---------- MATERIAL SHOWN ----------

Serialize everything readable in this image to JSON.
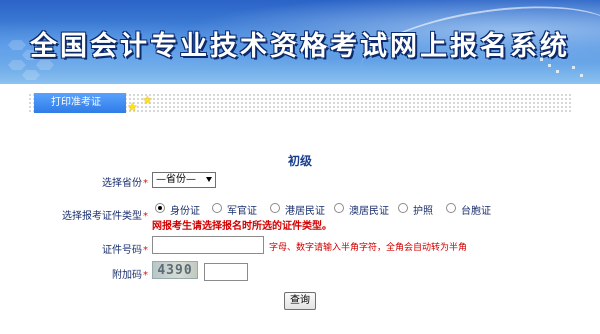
{
  "banner": {
    "title": "全国会计专业技术资格考试网上报名系统"
  },
  "tab": {
    "label": "打印准考证"
  },
  "form": {
    "heading": "初级",
    "province": {
      "label": "选择省份",
      "required_mark": "*",
      "selected": "—省份—"
    },
    "id_type": {
      "label": "选择报考证件类型",
      "required_mark": "*",
      "options": [
        "身份证",
        "军官证",
        "港居民证",
        "澳居民证",
        "护照",
        "台胞证"
      ],
      "selected_index": 0,
      "warning": "网报考生请选择报名时所选的证件类型。"
    },
    "id_number": {
      "label": "证件号码",
      "required_mark": "*",
      "value": "",
      "hint": "字母、数字请输入半角字符，全角会自动转为半角"
    },
    "captcha": {
      "label": "附加码",
      "required_mark": "*",
      "image_text": "4390",
      "value": ""
    },
    "submit_label": "查询"
  },
  "colors": {
    "tab": "#2f7ce6",
    "warning": "#d10000",
    "label": "#1a2f6e"
  }
}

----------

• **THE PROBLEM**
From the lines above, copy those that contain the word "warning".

• **FINISHED EXERCISE**
      "warning": "网报考生请选择报名时所选的证件类型。"
    "warning": "#d10000",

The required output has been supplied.